**Aim of the task**
For this exercise, restate every line below word for word and drop the images.

**Record extracts**
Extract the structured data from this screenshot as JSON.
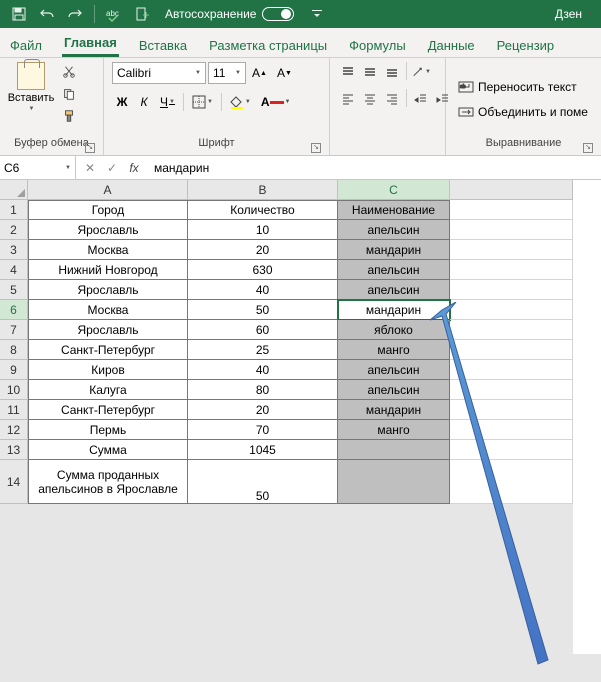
{
  "titlebar": {
    "autosave_label": "Автосохранение",
    "user": "Дзен"
  },
  "tabs": {
    "file": "Файл",
    "home": "Главная",
    "insert": "Вставка",
    "layout": "Разметка страницы",
    "formulas": "Формулы",
    "data": "Данные",
    "review": "Рецензир"
  },
  "ribbon": {
    "clipboard": {
      "paste": "Вставить",
      "group": "Буфер обмена"
    },
    "font": {
      "family": "Calibri",
      "size": "11",
      "group": "Шрифт"
    },
    "align": {
      "wrap": "Переносить текст",
      "merge": "Объединить и поме",
      "group": "Выравнивание"
    }
  },
  "namebox": "C6",
  "formula": "мандарин",
  "cols": {
    "A": "A",
    "B": "B",
    "C": "C"
  },
  "sheet": {
    "headers": {
      "A": "Город",
      "B": "Количество",
      "C": "Наименование"
    },
    "rows": [
      {
        "a": "Ярославль",
        "b": "10",
        "c": "апельсин"
      },
      {
        "a": "Москва",
        "b": "20",
        "c": "мандарин"
      },
      {
        "a": "Нижний Новгород",
        "b": "630",
        "c": "апельсин"
      },
      {
        "a": "Ярославль",
        "b": "40",
        "c": "апельсин"
      },
      {
        "a": "Москва",
        "b": "50",
        "c": "мандарин"
      },
      {
        "a": "Ярославль",
        "b": "60",
        "c": "яблоко"
      },
      {
        "a": "Санкт-Петербург",
        "b": "25",
        "c": "манго"
      },
      {
        "a": "Киров",
        "b": "40",
        "c": "апельсин"
      },
      {
        "a": "Калуга",
        "b": "80",
        "c": "апельсин"
      },
      {
        "a": "Санкт-Петербург",
        "b": "20",
        "c": "мандарин"
      },
      {
        "a": "Пермь",
        "b": "70",
        "c": "манго"
      },
      {
        "a": "Сумма",
        "b": "1045",
        "c": ""
      }
    ],
    "row14": {
      "a": "Сумма проданных апельсинов в Ярославле",
      "b": "50"
    }
  }
}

**Written reply**
Extract the structured data from this screenshot as JSON.
{
  "titlebar": {
    "autosave_label": "Автосохранение",
    "user": "Дзен"
  },
  "tabs": {
    "file": "Файл",
    "home": "Главная",
    "insert": "Вставка",
    "layout": "Разметка страницы",
    "formulas": "Формулы",
    "data": "Данные",
    "review": "Рецензир"
  },
  "ribbon": {
    "clipboard": {
      "paste": "Вставить",
      "group": "Буфер обмена"
    },
    "font": {
      "family": "Calibri",
      "size": "11",
      "group": "Шрифт"
    },
    "align": {
      "wrap": "Переносить текст",
      "merge": "Объединить и поме",
      "group": "Выравнивание"
    }
  },
  "namebox": "C6",
  "formula": "мандарин",
  "cols": {
    "A": "A",
    "B": "B",
    "C": "C"
  },
  "sheet": {
    "headers": {
      "A": "Город",
      "B": "Количество",
      "C": "Наименование"
    },
    "rows": [
      {
        "a": "Ярославль",
        "b": "10",
        "c": "апельсин"
      },
      {
        "a": "Москва",
        "b": "20",
        "c": "мандарин"
      },
      {
        "a": "Нижний Новгород",
        "b": "630",
        "c": "апельсин"
      },
      {
        "a": "Ярославль",
        "b": "40",
        "c": "апельсин"
      },
      {
        "a": "Москва",
        "b": "50",
        "c": "мандарин"
      },
      {
        "a": "Ярославль",
        "b": "60",
        "c": "яблоко"
      },
      {
        "a": "Санкт-Петербург",
        "b": "25",
        "c": "манго"
      },
      {
        "a": "Киров",
        "b": "40",
        "c": "апельсин"
      },
      {
        "a": "Калуга",
        "b": "80",
        "c": "апельсин"
      },
      {
        "a": "Санкт-Петербург",
        "b": "20",
        "c": "мандарин"
      },
      {
        "a": "Пермь",
        "b": "70",
        "c": "манго"
      },
      {
        "a": "Сумма",
        "b": "1045",
        "c": ""
      }
    ],
    "row14": {
      "a": "Сумма проданных апельсинов в Ярославле",
      "b": "50"
    }
  }
}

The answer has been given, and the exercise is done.